Write out every line of the data below exactly as given.

:: PROVIDED RECORDS

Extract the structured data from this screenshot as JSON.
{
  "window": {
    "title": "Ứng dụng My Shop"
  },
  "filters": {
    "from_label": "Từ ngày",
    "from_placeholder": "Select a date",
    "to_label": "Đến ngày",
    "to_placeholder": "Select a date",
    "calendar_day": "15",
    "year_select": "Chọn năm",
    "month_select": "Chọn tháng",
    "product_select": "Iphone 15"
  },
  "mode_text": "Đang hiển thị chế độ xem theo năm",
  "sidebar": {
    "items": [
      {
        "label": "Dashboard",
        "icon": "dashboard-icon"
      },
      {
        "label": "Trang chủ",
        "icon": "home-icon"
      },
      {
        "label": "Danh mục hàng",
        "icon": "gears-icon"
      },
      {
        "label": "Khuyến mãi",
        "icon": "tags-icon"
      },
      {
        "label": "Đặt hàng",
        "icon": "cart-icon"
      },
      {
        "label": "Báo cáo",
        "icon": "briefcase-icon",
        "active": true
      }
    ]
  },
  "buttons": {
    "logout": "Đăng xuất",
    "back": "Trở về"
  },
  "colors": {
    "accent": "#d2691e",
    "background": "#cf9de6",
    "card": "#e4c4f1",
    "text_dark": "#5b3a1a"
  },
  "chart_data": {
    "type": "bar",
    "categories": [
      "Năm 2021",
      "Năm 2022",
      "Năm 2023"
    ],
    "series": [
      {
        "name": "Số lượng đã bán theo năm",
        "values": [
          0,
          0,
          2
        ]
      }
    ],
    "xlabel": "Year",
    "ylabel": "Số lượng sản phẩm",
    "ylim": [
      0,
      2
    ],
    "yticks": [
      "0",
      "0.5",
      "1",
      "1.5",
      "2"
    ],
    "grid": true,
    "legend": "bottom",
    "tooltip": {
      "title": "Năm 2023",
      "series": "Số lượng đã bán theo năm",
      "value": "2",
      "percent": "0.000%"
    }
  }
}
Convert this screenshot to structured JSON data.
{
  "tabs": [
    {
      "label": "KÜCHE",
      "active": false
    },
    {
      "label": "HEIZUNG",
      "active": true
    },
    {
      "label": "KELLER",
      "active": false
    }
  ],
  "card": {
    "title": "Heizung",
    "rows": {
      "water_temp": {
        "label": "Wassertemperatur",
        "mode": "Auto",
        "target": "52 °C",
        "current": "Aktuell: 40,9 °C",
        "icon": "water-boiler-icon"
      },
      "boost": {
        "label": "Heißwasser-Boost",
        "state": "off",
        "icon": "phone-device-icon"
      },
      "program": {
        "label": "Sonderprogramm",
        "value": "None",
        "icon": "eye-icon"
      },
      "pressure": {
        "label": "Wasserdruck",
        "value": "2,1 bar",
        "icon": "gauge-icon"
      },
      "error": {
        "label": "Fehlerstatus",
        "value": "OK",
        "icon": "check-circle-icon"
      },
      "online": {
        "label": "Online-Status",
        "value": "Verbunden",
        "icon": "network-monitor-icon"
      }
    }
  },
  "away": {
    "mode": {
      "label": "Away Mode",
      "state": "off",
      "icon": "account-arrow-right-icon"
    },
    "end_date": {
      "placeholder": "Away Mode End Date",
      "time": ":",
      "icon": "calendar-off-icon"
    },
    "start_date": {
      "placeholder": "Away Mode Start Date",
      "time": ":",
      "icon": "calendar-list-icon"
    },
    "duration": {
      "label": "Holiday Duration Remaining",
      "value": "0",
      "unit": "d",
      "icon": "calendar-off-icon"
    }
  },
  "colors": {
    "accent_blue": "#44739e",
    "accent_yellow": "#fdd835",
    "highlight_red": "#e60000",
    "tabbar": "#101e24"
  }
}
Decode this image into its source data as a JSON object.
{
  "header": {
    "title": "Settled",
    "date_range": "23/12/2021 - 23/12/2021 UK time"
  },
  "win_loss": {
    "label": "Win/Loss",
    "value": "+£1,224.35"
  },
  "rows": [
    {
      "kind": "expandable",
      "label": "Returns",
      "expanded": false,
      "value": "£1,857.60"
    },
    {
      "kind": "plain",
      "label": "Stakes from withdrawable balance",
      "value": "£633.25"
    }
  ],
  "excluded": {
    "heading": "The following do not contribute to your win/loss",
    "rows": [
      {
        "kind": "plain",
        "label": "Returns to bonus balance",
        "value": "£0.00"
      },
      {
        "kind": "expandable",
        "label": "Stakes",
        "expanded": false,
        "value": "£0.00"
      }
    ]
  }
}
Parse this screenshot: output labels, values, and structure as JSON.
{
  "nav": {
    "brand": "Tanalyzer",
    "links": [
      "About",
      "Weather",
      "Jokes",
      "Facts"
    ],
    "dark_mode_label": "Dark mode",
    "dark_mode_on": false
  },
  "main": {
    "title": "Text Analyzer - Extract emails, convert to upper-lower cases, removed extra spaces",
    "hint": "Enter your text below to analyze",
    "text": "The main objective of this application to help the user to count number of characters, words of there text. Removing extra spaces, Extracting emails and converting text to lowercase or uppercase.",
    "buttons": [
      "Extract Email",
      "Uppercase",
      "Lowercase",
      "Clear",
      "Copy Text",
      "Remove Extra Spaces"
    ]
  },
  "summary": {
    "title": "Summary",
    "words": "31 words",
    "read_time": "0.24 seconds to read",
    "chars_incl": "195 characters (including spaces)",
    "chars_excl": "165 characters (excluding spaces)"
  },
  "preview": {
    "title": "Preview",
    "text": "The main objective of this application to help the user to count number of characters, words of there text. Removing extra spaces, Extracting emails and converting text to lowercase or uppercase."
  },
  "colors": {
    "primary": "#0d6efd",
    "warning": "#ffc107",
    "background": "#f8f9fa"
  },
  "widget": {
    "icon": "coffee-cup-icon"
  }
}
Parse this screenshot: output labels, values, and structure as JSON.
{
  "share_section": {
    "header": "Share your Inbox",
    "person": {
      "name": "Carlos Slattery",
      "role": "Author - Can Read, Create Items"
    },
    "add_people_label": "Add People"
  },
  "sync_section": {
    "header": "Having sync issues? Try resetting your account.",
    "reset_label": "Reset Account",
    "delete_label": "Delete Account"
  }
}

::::

COMPLETED TASK
Extract the structured data from this screenshot as JSON.
{
  "window": {
    "title": "Ứng dụng My Shop"
  },
  "filters": {
    "from_label": "Từ ngày",
    "from_placeholder": "Select a date",
    "to_label": "Đến ngày",
    "to_placeholder": "Select a date",
    "calendar_day": "15",
    "year_select": "Chọn năm",
    "month_select": "Chọn tháng",
    "product_select": "Iphone 15"
  },
  "mode_text": "Đang hiển thị chế độ xem theo năm",
  "sidebar": {
    "items": [
      {
        "label": "Dashboard",
        "icon": "dashboard-icon"
      },
      {
        "label": "Trang chủ",
        "icon": "home-icon"
      },
      {
        "label": "Danh mục hàng",
        "icon": "gears-icon"
      },
      {
        "label": "Khuyến mãi",
        "icon": "tags-icon"
      },
      {
        "label": "Đặt hàng",
        "icon": "cart-icon"
      },
      {
        "label": "Báo cáo",
        "icon": "briefcase-icon",
        "active": true
      }
    ]
  },
  "buttons": {
    "logout": "Đăng xuất",
    "back": "Trở về"
  },
  "colors": {
    "accent": "#d2691e",
    "background": "#cf9de6",
    "card": "#e4c4f1",
    "text_dark": "#5b3a1a"
  },
  "chart_data": {
    "type": "bar",
    "categories": [
      "Năm 2021",
      "Năm 2022",
      "Năm 2023"
    ],
    "series": [
      {
        "name": "Số lượng đã bán theo năm",
        "values": [
          0,
          0,
          2
        ]
      }
    ],
    "xlabel": "Year",
    "ylabel": "Số lượng sản phẩm",
    "ylim": [
      0,
      2
    ],
    "yticks": [
      "0",
      "0.5",
      "1",
      "1.5",
      "2"
    ],
    "grid": true,
    "legend": "bottom",
    "tooltip": {
      "title": "Năm 2023",
      "series": "Số lượng đã bán theo năm",
      "value": "2",
      "percent": "0.000%"
    }
  }
}
Convert this screenshot to structured JSON data.
{
  "tabs": [
    {
      "label": "KÜCHE",
      "active": false
    },
    {
      "label": "HEIZUNG",
      "active": true
    },
    {
      "label": "KELLER",
      "active": false
    }
  ],
  "card": {
    "title": "Heizung",
    "rows": {
      "water_temp": {
        "label": "Wassertemperatur",
        "mode": "Auto",
        "target": "52 °C",
        "current": "Aktuell: 40,9 °C",
        "icon": "water-boiler-icon"
      },
      "boost": {
        "label": "Heißwasser-Boost",
        "state": "off",
        "icon": "phone-device-icon"
      },
      "program": {
        "label": "Sonderprogramm",
        "value": "None",
        "icon": "eye-icon"
      },
      "pressure": {
        "label": "Wasserdruck",
        "value": "2,1 bar",
        "icon": "gauge-icon"
      },
      "error": {
        "label": "Fehlerstatus",
        "value": "OK",
        "icon": "check-circle-icon"
      },
      "online": {
        "label": "Online-Status",
        "value": "Verbunden",
        "icon": "network-monitor-icon"
      }
    }
  },
  "away": {
    "mode": {
      "label": "Away Mode",
      "state": "off",
      "icon": "account-arrow-right-icon"
    },
    "end_date": {
      "placeholder": "Away Mode End Date",
      "time": ":",
      "icon": "calendar-off-icon"
    },
    "start_date": {
      "placeholder": "Away Mode Start Date",
      "time": ":",
      "icon": "calendar-list-icon"
    },
    "duration": {
      "label": "Holiday Duration Remaining",
      "value": "0",
      "unit": "d",
      "icon": "calendar-off-icon"
    }
  },
  "colors": {
    "accent_blue": "#44739e",
    "accent_yellow": "#fdd835",
    "highlight_red": "#e60000",
    "tabbar": "#101e24"
  }
}
Decode this image into its source data as a JSON object.
{
  "header": {
    "title": "Settled",
    "date_range": "23/12/2021 - 23/12/2021 UK time"
  },
  "win_loss": {
    "label": "Win/Loss",
    "value": "+£1,224.35"
  },
  "rows": [
    {
      "kind": "expandable",
      "label": "Returns",
      "expanded": false,
      "value": "£1,857.60"
    },
    {
      "kind": "plain",
      "label": "Stakes from withdrawable balance",
      "value": "£633.25"
    }
  ],
  "excluded": {
    "heading": "The following do not contribute to your win/loss",
    "rows": [
      {
        "kind": "plain",
        "label": "Returns to bonus balance",
        "value": "£0.00"
      },
      {
        "kind": "expandable",
        "label": "Stakes",
        "expanded": false,
        "value": "£0.00"
      }
    ]
  }
}
Parse this screenshot: output labels, values, and structure as JSON.
{
  "nav": {
    "brand": "Tanalyzer",
    "links": [
      "About",
      "Weather",
      "Jokes",
      "Facts"
    ],
    "dark_mode_label": "Dark mode",
    "dark_mode_on": false
  },
  "main": {
    "title": "Text Analyzer - Extract emails, convert to upper-lower cases, removed extra spaces",
    "hint": "Enter your text below to analyze",
    "text": "The main objective of this application to help the user to count number of characters, words of there text. Removing extra spaces, Extracting emails and converting text to lowercase or uppercase.",
    "buttons": [
      "Extract Email",
      "Uppercase",
      "Lowercase",
      "Clear",
      "Copy Text",
      "Remove Extra Spaces"
    ]
  },
  "summary": {
    "title": "Summary",
    "words": "31 words",
    "read_time": "0.24 seconds to read",
    "chars_incl": "195 characters (including spaces)",
    "chars_excl": "165 characters (excluding spaces)"
  },
  "preview": {
    "title": "Preview",
    "text": "The main objective of this application to help the user to count number of characters, words of there text. Removing extra spaces, Extracting emails and converting text to lowercase or uppercase."
  },
  "colors": {
    "primary": "#0d6efd",
    "warning": "#ffc107",
    "background": "#f8f9fa"
  },
  "widget": {
    "icon": "coffee-cup-icon"
  }
}
Parse this screenshot: output labels, values, and structure as JSON.
{
  "share_section": {
    "header": "Share your Inbox",
    "person": {
      "name": "Carlos Slattery",
      "role": "Author - Can Read, Create Items"
    },
    "add_people_label": "Add People"
  },
  "sync_section": {
    "header": "Having sync issues? Try resetting your account.",
    "reset_label": "Reset Account",
    "delete_label": "Delete Account"
  }
}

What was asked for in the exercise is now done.